BCG states a case for integrating sourcing management and holistic people sourcing. What do you mean by that?
What we mean by that is the stronger linkage between the HR department and the business department. What we have seen in the past was that HR and business departments each moved in their own spheres, and very often HR departments recruited or identified talents which were not in line with the needs on the business side.
In the new world we have HR heads that are deeply embedded within the management team, dealing with internal and external business units in defining the right recruitment profiles and working hand in hand with the business managers on bringing the right talents on board.
How large or advanced is the awareness of HR importance in the GCC? Is it adequate to the needs or still behind the curve?
The awareness is awakening right now. It is not yet at the point where it should be, but the awareness is rising that the people side is the key differentiator between success and failure.
What value, if any, do you see in exercises of ranking companies for being great workplaces in the UAE or GCC?
I think these rankings are going to gain in importance and there are many reasons for this. Increasingly, young management talents are looking for more than financial remuneration when it comes to choosing a workplace. There are a lot of questions about work-life balance and personal development. A second element is that these rankings are also going to be a driver of workforce retention.
The ratio of women in top HR positions worldwide seems high when compared with other female executive and board roles. Is HR in this region a domain where women can become leaders more than in other areas?
That is another good question. We have noticed that, as in many other parts of the world, women in the Middle East have a stronger interest in pursuing a career in HR departments than in other divisions. There is a natural inclination for females to work in HR. On the other hand there is also the notion among the male part of the management teams that females may have an overall better capabilities spectrum for HR jobs than males.

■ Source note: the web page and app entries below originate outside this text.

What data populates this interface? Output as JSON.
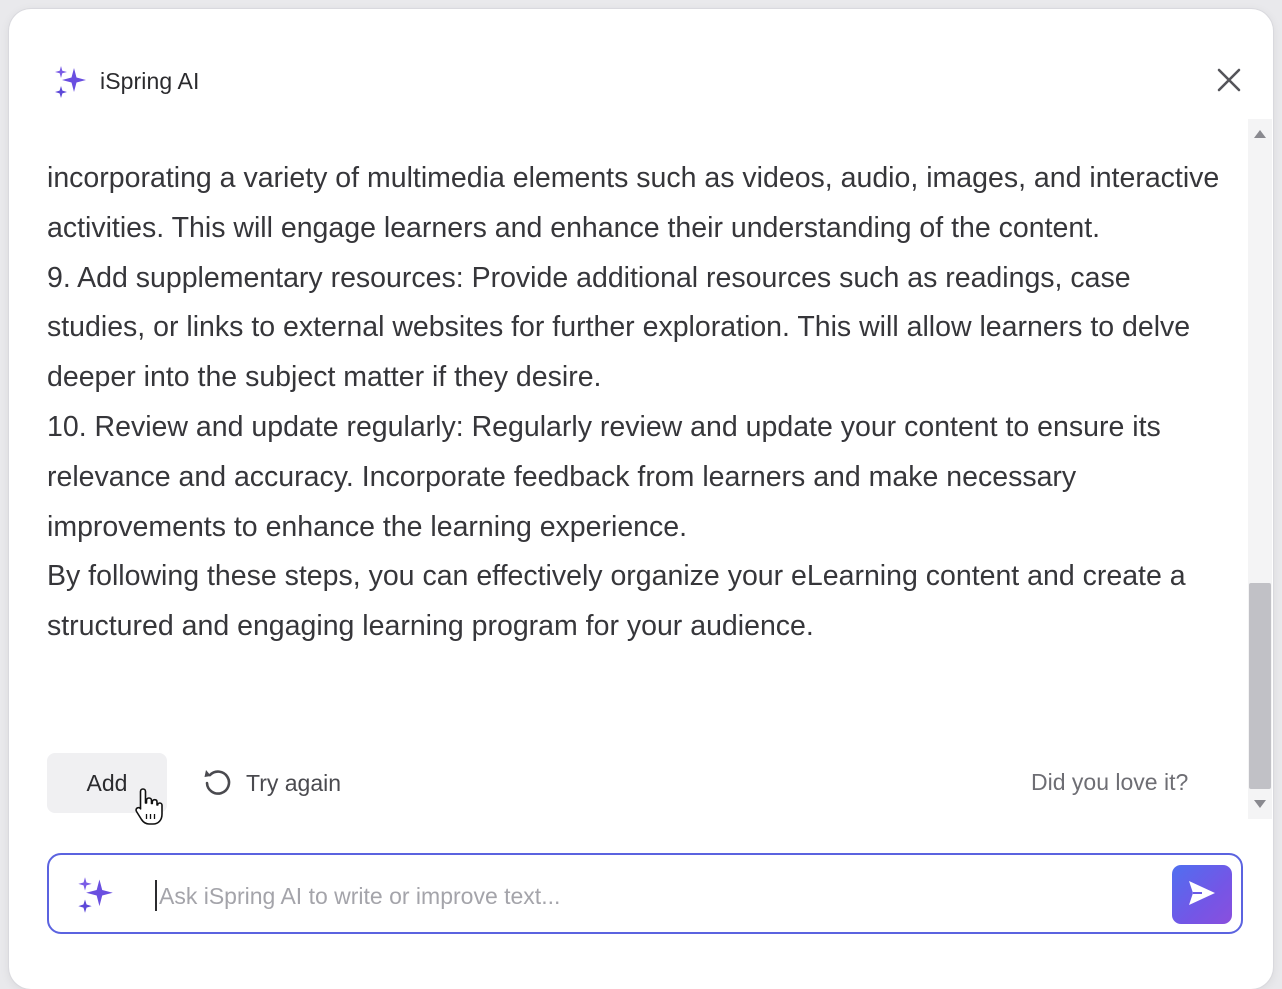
{
  "header": {
    "title": "iSpring AI",
    "logo_icon": "sparkles-icon",
    "close_icon": "close-icon"
  },
  "content": {
    "paragraphs": [
      "incorporating a variety of multimedia elements such as videos, audio, images, and interactive activities. This will engage learners and enhance their understanding of the content.",
      "9. Add supplementary resources: Provide additional resources such as readings, case studies, or links to external websites for further exploration. This will allow learners to delve deeper into the subject matter if they desire.",
      "10. Review and update regularly: Regularly review and update your content to ensure its relevance and accuracy. Incorporate feedback from learners and make necessary improvements to enhance the learning experience.",
      "By following these steps, you can effectively organize your eLearning content and create a structured and engaging learning program for your audience."
    ]
  },
  "actions": {
    "add_label": "Add",
    "try_again_label": "Try again",
    "try_again_icon": "refresh-icon",
    "feedback_label": "Did you love it?"
  },
  "input": {
    "placeholder": "Ask iSpring AI to write or improve text...",
    "value": "",
    "spark_icon": "sparkles-icon",
    "send_icon": "send-icon"
  },
  "colors": {
    "accent": "#5b63e0",
    "spark_purple": "#6a4fe0",
    "send_gradient_start": "#4f6ff0",
    "send_gradient_end": "#8a4fdd"
  }
}
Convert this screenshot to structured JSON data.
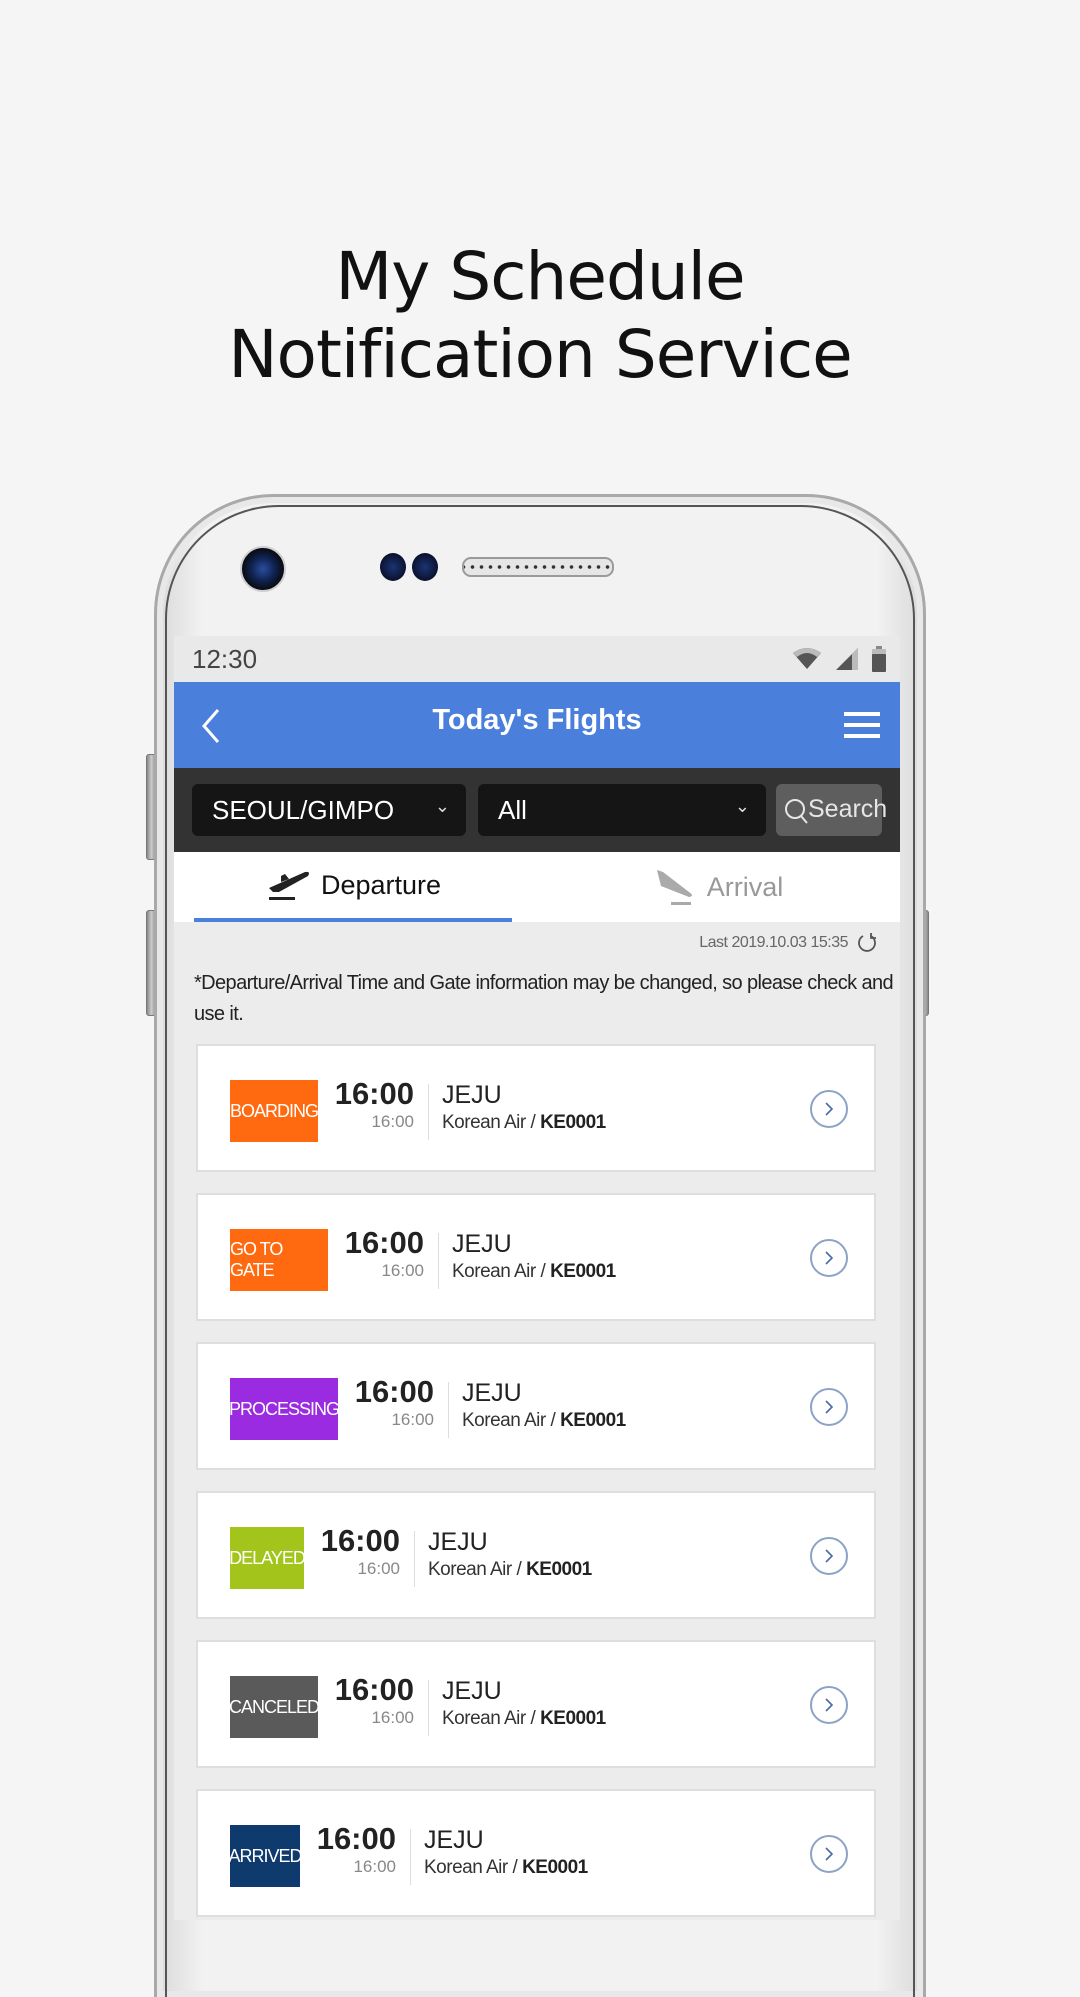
{
  "headline": {
    "line1": "My Schedule",
    "line2": "Notification Service"
  },
  "status_bar": {
    "time": "12:30",
    "icons": [
      "wifi-icon",
      "signal-icon",
      "battery-icon"
    ]
  },
  "app_bar": {
    "title": "Today's Flights",
    "back_icon": "chevron-left-icon",
    "menu_icon": "hamburger-menu-icon"
  },
  "filters": {
    "airport": {
      "value": "SEOUL/GIMPO"
    },
    "type": {
      "value": "All"
    },
    "search_label": "Search"
  },
  "tabs": [
    {
      "label": "Departure",
      "icon": "plane-takeoff-icon",
      "active": true
    },
    {
      "label": "Arrival",
      "icon": "plane-landing-icon",
      "active": false
    }
  ],
  "last_updated": "Last 2019.10.03 15:35",
  "notice": "*Departure/Arrival Time and Gate information may be changed, so please check and use it.",
  "flights": [
    {
      "status": "BOARDING",
      "status_color": "#ff6a10",
      "scheduled": "16:00",
      "actual": "16:00",
      "destination": "JEJU",
      "airline": "Korean Air /",
      "flight_no": "KE0001"
    },
    {
      "status": "GO TO GATE",
      "status_color": "#ff6a10",
      "scheduled": "16:00",
      "actual": "16:00",
      "destination": "JEJU",
      "airline": "Korean Air /",
      "flight_no": "KE0001"
    },
    {
      "status": "PROCESSING",
      "status_color": "#9b2be0",
      "scheduled": "16:00",
      "actual": "16:00",
      "destination": "JEJU",
      "airline": "Korean Air /",
      "flight_no": "KE0001"
    },
    {
      "status": "DELAYED",
      "status_color": "#a3c41a",
      "scheduled": "16:00",
      "actual": "16:00",
      "destination": "JEJU",
      "airline": "Korean Air /",
      "flight_no": "KE0001"
    },
    {
      "status": "CANCELED",
      "status_color": "#5a5a5a",
      "scheduled": "16:00",
      "actual": "16:00",
      "destination": "JEJU",
      "airline": "Korean Air /",
      "flight_no": "KE0001"
    },
    {
      "status": "ARRIVED",
      "status_color": "#0f3a6e",
      "scheduled": "16:00",
      "actual": "16:00",
      "destination": "JEJU",
      "airline": "Korean Air /",
      "flight_no": "KE0001"
    }
  ],
  "colors": {
    "accent": "#4a7fdb",
    "filter_bar": "#333333"
  }
}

It is quite interesting for the Middle East that the female share in the overall workforce is still below the level that it should be and the more we have HR departments which understand the capabilities of female applicants for upper managerial positions, the more I think they will have a chance in being successful in corporations as well.